Diabetes

Nearly 10 percent of Americans are affected by diabetes, with over one million new diagnoses made each year. Diabetes is a group of diseases that disrupts normal insulin production and blood sugar levels. Type 1 diabetes (T1D) is an autoimmune disease characterized by the destruction of insulin producing beta cells of the pancreas leading to insulin deficiency. T1D is typically diagnosed in juveniles and those affected stay on insulin therapy for life. Those affected with type 2 diabetes produce insulin, but cannot use it properly to regulate their blood sugar. Type 2 is the most common form and is managed with insulin as needed, but often times can be controlled with diet and exercise. Gestational diabetes develops during pregnancy and starts when your body is not able to make and use all the insulin it needs during pregnancy.

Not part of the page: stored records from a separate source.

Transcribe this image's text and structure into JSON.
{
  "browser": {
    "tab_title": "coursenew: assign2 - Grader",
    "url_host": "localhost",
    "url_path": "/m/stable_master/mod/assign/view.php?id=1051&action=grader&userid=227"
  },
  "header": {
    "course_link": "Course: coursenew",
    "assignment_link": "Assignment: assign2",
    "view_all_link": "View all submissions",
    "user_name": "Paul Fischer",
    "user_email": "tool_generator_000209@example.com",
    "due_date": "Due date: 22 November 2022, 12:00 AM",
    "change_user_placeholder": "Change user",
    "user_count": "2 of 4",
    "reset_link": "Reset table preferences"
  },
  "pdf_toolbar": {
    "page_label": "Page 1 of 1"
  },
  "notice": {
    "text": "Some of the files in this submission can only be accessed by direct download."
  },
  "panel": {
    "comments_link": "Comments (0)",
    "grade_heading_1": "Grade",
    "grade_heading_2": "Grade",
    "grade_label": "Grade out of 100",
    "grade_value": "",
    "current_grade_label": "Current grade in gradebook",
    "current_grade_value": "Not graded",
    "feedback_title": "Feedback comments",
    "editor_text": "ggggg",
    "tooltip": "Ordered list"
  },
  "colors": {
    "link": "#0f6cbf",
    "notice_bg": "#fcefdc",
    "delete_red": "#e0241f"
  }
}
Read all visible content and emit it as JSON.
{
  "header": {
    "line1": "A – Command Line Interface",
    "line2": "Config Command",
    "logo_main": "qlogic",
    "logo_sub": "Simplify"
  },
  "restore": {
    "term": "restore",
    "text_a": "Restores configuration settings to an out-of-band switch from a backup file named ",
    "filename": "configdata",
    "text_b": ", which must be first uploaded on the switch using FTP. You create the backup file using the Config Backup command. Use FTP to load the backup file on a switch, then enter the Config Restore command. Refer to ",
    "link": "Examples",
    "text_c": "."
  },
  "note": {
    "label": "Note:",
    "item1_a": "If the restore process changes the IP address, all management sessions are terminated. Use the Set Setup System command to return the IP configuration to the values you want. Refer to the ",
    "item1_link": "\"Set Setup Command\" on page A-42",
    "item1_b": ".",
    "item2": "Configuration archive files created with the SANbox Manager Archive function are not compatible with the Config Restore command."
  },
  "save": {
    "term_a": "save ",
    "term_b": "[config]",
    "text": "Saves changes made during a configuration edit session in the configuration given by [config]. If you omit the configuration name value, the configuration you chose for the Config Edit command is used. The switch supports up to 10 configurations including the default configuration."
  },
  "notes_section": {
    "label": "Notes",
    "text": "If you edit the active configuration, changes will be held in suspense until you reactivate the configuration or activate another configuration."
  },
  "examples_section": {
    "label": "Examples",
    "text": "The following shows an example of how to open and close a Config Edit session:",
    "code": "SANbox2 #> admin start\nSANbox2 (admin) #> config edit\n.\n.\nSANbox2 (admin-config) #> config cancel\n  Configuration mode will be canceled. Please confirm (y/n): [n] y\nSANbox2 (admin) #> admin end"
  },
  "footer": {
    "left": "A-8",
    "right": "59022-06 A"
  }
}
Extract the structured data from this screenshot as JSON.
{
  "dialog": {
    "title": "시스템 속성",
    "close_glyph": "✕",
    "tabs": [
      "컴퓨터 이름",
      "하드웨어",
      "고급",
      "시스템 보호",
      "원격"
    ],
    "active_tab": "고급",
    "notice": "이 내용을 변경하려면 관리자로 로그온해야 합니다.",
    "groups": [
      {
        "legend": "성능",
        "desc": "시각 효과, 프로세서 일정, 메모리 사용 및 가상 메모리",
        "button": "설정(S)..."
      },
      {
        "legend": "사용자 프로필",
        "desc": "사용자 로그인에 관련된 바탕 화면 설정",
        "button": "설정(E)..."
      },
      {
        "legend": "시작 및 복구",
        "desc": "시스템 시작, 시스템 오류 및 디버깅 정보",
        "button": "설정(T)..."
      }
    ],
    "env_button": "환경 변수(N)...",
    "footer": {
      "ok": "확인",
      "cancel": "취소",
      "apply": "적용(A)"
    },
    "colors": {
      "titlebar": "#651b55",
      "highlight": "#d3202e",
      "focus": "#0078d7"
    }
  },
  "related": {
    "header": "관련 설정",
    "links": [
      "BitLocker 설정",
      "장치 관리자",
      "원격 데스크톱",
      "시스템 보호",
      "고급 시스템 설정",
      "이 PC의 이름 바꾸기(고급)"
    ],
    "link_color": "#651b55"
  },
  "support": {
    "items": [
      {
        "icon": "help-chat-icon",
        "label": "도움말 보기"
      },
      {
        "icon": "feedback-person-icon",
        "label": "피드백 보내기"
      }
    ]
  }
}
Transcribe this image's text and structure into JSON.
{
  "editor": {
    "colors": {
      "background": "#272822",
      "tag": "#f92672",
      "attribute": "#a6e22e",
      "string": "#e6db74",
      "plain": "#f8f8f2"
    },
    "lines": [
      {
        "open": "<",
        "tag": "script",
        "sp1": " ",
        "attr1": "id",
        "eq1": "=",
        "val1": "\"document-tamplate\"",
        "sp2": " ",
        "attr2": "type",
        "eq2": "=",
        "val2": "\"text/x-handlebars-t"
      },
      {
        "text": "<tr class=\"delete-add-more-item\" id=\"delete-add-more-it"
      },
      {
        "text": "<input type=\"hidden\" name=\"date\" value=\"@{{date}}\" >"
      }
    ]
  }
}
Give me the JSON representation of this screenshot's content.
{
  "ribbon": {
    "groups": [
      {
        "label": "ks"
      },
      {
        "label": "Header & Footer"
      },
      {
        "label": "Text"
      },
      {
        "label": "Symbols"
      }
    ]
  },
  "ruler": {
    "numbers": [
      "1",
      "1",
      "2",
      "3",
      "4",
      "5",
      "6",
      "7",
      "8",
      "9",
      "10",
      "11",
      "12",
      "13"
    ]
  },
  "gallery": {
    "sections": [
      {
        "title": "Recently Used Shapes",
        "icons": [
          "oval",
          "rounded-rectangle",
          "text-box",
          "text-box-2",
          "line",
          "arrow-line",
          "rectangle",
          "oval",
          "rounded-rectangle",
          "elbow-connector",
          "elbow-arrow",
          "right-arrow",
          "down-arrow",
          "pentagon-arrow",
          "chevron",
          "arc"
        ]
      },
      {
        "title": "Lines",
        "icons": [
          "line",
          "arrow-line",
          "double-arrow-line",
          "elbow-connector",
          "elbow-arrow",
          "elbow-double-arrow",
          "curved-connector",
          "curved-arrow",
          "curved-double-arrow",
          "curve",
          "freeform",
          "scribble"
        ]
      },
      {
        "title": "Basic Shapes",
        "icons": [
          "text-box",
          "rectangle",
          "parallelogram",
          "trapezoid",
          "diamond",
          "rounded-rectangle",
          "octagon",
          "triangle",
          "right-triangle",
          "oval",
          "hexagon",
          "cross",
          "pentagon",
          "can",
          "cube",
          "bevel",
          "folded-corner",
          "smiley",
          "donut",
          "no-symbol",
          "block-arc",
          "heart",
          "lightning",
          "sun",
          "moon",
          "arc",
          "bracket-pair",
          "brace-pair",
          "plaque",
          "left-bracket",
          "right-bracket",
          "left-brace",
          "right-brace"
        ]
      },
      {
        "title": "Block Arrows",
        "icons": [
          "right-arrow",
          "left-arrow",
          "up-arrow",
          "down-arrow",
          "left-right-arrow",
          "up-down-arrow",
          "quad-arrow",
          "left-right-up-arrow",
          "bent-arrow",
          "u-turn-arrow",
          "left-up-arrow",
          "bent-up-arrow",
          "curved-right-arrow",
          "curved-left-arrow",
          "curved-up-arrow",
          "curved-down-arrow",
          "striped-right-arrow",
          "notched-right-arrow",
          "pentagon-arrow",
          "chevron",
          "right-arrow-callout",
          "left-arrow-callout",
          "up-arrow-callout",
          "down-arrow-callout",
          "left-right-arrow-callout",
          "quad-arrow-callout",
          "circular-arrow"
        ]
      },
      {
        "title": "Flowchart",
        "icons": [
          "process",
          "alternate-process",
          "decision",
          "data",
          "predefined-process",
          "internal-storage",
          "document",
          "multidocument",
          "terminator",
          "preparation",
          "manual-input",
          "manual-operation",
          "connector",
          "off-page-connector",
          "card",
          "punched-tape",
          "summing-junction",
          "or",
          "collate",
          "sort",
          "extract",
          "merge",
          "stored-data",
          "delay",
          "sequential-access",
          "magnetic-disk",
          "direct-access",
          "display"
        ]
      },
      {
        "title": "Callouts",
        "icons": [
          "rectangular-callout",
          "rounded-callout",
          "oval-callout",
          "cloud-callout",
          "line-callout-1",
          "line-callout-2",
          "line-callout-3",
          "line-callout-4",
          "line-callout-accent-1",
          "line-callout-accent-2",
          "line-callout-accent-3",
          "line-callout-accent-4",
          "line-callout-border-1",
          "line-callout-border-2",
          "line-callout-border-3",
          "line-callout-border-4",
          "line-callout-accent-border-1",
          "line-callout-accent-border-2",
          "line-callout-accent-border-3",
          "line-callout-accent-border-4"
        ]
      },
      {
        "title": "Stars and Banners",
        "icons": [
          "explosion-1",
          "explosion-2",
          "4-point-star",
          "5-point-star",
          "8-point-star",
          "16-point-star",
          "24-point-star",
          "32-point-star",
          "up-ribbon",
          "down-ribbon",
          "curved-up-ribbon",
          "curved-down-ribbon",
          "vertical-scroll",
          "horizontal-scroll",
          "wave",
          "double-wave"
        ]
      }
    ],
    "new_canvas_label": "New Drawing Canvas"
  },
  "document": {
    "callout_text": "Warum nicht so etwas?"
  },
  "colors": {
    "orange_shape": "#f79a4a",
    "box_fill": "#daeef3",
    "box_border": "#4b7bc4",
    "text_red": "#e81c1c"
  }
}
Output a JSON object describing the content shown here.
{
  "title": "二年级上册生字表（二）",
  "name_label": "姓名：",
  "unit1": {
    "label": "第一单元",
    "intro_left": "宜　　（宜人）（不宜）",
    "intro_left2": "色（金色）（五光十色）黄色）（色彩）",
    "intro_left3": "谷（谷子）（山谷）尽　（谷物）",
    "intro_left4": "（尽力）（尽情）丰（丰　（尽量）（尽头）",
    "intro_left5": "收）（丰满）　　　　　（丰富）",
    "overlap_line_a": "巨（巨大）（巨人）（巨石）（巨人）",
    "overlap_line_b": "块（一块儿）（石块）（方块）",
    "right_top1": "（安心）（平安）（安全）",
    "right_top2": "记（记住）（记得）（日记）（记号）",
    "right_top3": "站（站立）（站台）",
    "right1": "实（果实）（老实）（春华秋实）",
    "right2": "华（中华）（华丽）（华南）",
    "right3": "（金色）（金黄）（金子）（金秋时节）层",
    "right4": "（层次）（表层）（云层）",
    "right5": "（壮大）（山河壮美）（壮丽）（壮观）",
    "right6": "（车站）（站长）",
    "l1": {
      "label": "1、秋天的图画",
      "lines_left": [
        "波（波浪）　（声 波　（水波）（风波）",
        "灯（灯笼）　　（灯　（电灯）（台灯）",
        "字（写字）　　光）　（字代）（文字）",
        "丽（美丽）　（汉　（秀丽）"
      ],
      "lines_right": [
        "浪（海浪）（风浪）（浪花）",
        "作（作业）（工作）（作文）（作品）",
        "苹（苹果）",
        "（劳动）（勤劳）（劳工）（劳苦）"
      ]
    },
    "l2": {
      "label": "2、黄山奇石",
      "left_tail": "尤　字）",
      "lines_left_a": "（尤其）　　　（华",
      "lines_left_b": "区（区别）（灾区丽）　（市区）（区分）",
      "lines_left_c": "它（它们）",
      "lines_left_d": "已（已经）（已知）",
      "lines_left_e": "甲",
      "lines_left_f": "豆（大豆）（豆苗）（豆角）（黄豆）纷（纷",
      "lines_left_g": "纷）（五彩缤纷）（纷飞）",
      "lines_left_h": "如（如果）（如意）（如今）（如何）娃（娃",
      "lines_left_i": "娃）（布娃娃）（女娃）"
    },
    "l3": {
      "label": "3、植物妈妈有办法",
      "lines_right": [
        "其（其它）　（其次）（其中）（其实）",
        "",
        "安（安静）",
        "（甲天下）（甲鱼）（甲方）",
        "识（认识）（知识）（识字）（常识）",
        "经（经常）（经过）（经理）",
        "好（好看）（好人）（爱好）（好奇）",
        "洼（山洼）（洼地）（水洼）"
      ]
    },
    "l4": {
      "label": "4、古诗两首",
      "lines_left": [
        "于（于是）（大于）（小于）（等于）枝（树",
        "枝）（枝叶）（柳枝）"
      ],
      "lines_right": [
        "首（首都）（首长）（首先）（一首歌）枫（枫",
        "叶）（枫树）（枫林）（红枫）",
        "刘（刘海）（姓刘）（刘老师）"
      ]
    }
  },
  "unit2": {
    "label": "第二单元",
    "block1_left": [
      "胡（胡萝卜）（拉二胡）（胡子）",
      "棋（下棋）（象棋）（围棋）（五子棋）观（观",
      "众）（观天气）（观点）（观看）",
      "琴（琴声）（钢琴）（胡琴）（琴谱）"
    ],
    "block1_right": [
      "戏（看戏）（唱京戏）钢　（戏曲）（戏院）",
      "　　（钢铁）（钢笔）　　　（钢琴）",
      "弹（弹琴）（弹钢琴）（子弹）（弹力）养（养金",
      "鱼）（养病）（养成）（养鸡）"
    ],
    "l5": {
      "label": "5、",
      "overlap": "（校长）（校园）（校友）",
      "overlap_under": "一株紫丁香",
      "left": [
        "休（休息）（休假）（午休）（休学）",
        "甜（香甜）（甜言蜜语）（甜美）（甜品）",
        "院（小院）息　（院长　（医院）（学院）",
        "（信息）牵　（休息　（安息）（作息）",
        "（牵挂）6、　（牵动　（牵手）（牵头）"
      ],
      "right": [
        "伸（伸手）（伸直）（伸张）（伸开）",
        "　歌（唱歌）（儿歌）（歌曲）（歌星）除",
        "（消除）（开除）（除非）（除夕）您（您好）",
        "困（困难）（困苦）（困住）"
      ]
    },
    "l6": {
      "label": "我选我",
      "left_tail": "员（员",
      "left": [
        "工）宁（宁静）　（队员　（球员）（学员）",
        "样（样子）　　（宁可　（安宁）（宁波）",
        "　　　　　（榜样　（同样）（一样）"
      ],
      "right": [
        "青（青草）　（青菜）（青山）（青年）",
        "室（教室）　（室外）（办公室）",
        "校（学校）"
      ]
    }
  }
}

The Diabetes Group at Sanford Research has research spanning TD1, type 2 and gestational diabetes. Risk factors and preventative measures of type 2 and gestational diabetes are studied along with how these diseases lead to increased risk for additional complications. Special interest lies on TD1 with The Sanford Project, an initiative to cure T1D. Basic, translational and clinical research approaches are focused on three fundamental problems of the disease: autoimmunity, regeneration and prevention. 

 

Autoimmunity

What are the underlying mechanisms that cause the immune system to attack pancreatic beta cells?

Regeneration

How can we restore beta cell function and promote beta cell survival and regeneration?

Prevention

What are the genetic and envirionmental factors of predisposition to the disease?

 

With the understanding of these underlying disease mechanisms we can apply cutting edge research to discover, test and implement novel therapeutics to prevent, manage and cure the different forms of diabetes.

Primary Faculty

Secondary Faculty